> SOURCE MATERIAL:
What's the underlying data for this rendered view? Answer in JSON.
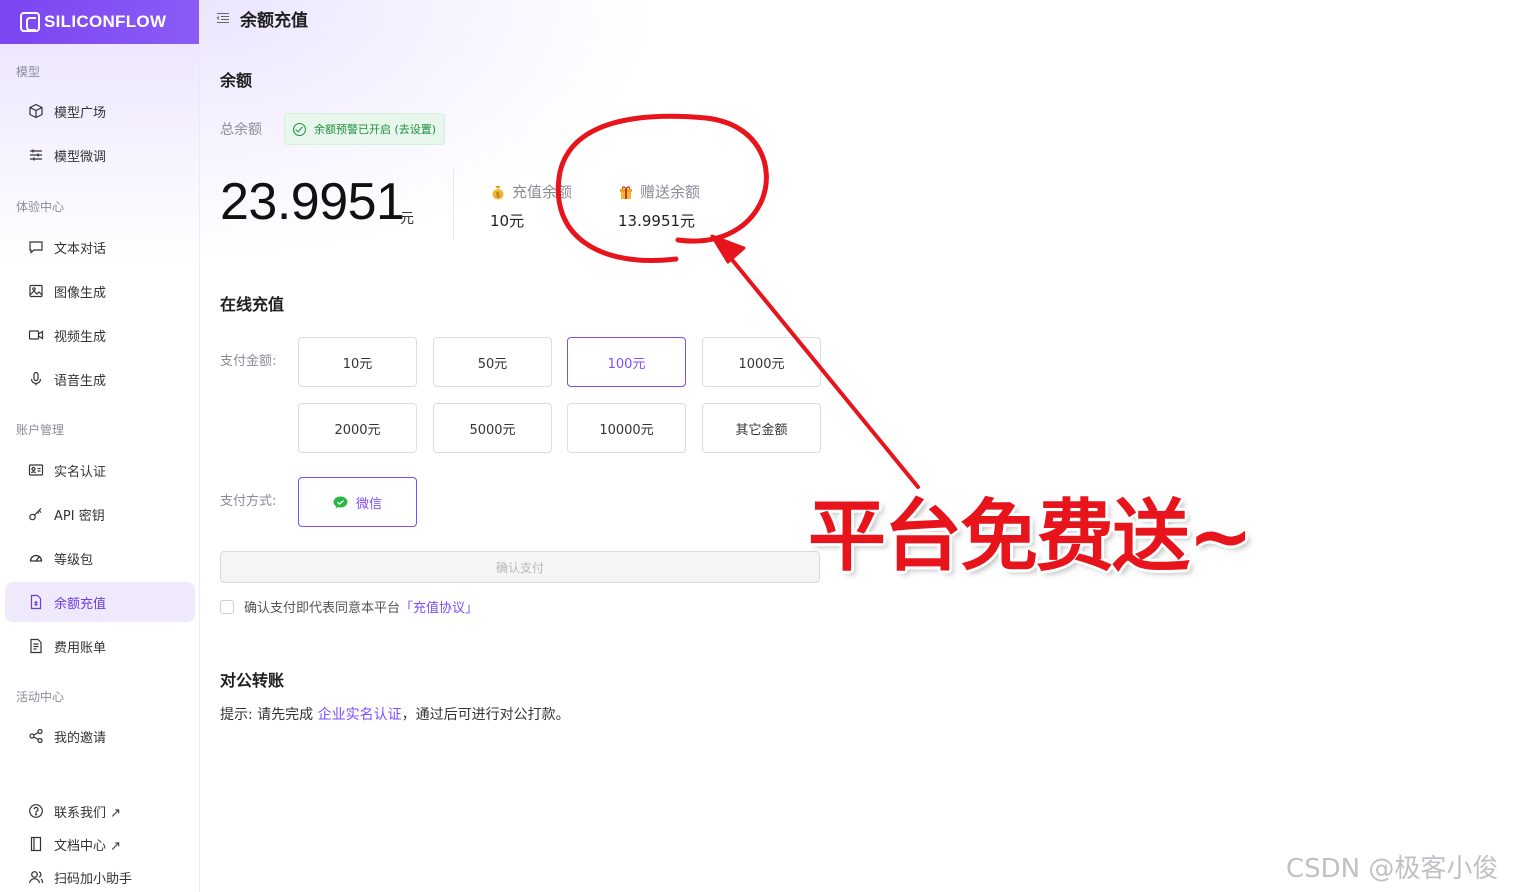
{
  "brand": {
    "name": "SILICONFLOW",
    "accent": "#7c4dff"
  },
  "sidebar": {
    "sections": [
      {
        "label": "模型",
        "items": [
          {
            "label": "模型广场",
            "icon": "cube-icon"
          },
          {
            "label": "模型微调",
            "icon": "sliders-icon"
          }
        ]
      },
      {
        "label": "体验中心",
        "items": [
          {
            "label": "文本对话",
            "icon": "chat-icon"
          },
          {
            "label": "图像生成",
            "icon": "image-icon"
          },
          {
            "label": "视频生成",
            "icon": "video-icon"
          },
          {
            "label": "语音生成",
            "icon": "mic-icon"
          }
        ]
      },
      {
        "label": "账户管理",
        "items": [
          {
            "label": "实名认证",
            "icon": "id-card-icon"
          },
          {
            "label": "API 密钥",
            "icon": "key-icon"
          },
          {
            "label": "等级包",
            "icon": "gauge-icon"
          },
          {
            "label": "余额充值",
            "icon": "wallet-icon",
            "active": true
          },
          {
            "label": "费用账单",
            "icon": "bill-icon"
          }
        ]
      },
      {
        "label": "活动中心",
        "items": [
          {
            "label": "我的邀请",
            "icon": "share-icon"
          }
        ]
      }
    ],
    "footer": [
      {
        "label": "联系我们 ↗",
        "icon": "help-icon"
      },
      {
        "label": "文档中心 ↗",
        "icon": "doc-icon"
      },
      {
        "label": "扫码加小助手",
        "icon": "user-icon"
      }
    ]
  },
  "header": {
    "title": "余额充值"
  },
  "balance": {
    "section_title": "余额",
    "total_label": "总余额",
    "alert_badge": "余额预警已开启 (去设置)",
    "total_value": "23.9951",
    "unit": "元",
    "recharge_label": "充值余额",
    "recharge_value": "10元",
    "gift_label": "赠送余额",
    "gift_value": "13.9951元"
  },
  "recharge": {
    "section_title": "在线充值",
    "amount_label": "支付金额:",
    "amounts": [
      "10元",
      "50元",
      "100元",
      "1000元",
      "2000元",
      "5000元",
      "10000元",
      "其它金额"
    ],
    "selected_amount": "100元",
    "method_label": "支付方式:",
    "method": "微信",
    "confirm_button": "确认支付",
    "agree_text": "确认支付即代表同意本平台",
    "agree_link": "「充值协议」"
  },
  "transfer": {
    "section_title": "对公转账",
    "tip_prefix": "提示: 请先完成 ",
    "tip_link": "企业实名认证",
    "tip_suffix": "，通过后可进行对公打款。"
  },
  "annotation": {
    "text": "平台免费送~",
    "color": "#e8141c"
  },
  "watermark": "CSDN @极客小俊"
}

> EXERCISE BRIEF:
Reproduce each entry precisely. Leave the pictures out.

> WRITTEN RESPONSE:
What's the underlying data for this rendered view? Answer in JSON.
{
  "brand": {
    "name": "SILICONFLOW",
    "accent": "#7c4dff"
  },
  "sidebar": {
    "sections": [
      {
        "label": "模型",
        "items": [
          {
            "label": "模型广场",
            "icon": "cube-icon"
          },
          {
            "label": "模型微调",
            "icon": "sliders-icon"
          }
        ]
      },
      {
        "label": "体验中心",
        "items": [
          {
            "label": "文本对话",
            "icon": "chat-icon"
          },
          {
            "label": "图像生成",
            "icon": "image-icon"
          },
          {
            "label": "视频生成",
            "icon": "video-icon"
          },
          {
            "label": "语音生成",
            "icon": "mic-icon"
          }
        ]
      },
      {
        "label": "账户管理",
        "items": [
          {
            "label": "实名认证",
            "icon": "id-card-icon"
          },
          {
            "label": "API 密钥",
            "icon": "key-icon"
          },
          {
            "label": "等级包",
            "icon": "gauge-icon"
          },
          {
            "label": "余额充值",
            "icon": "wallet-icon",
            "active": true
          },
          {
            "label": "费用账单",
            "icon": "bill-icon"
          }
        ]
      },
      {
        "label": "活动中心",
        "items": [
          {
            "label": "我的邀请",
            "icon": "share-icon"
          }
        ]
      }
    ],
    "footer": [
      {
        "label": "联系我们 ↗",
        "icon": "help-icon"
      },
      {
        "label": "文档中心 ↗",
        "icon": "doc-icon"
      },
      {
        "label": "扫码加小助手",
        "icon": "user-icon"
      }
    ]
  },
  "header": {
    "title": "余额充值"
  },
  "balance": {
    "section_title": "余额",
    "total_label": "总余额",
    "alert_badge": "余额预警已开启 (去设置)",
    "total_value": "23.9951",
    "unit": "元",
    "recharge_label": "充值余额",
    "recharge_value": "10元",
    "gift_label": "赠送余额",
    "gift_value": "13.9951元"
  },
  "recharge": {
    "section_title": "在线充值",
    "amount_label": "支付金额:",
    "amounts": [
      "10元",
      "50元",
      "100元",
      "1000元",
      "2000元",
      "5000元",
      "10000元",
      "其它金额"
    ],
    "selected_amount": "100元",
    "method_label": "支付方式:",
    "method": "微信",
    "confirm_button": "确认支付",
    "agree_text": "确认支付即代表同意本平台",
    "agree_link": "「充值协议」"
  },
  "transfer": {
    "section_title": "对公转账",
    "tip_prefix": "提示: 请先完成 ",
    "tip_link": "企业实名认证",
    "tip_suffix": "，通过后可进行对公打款。"
  },
  "annotation": {
    "text": "平台免费送~",
    "color": "#e8141c"
  },
  "watermark": "CSDN @极客小俊"
}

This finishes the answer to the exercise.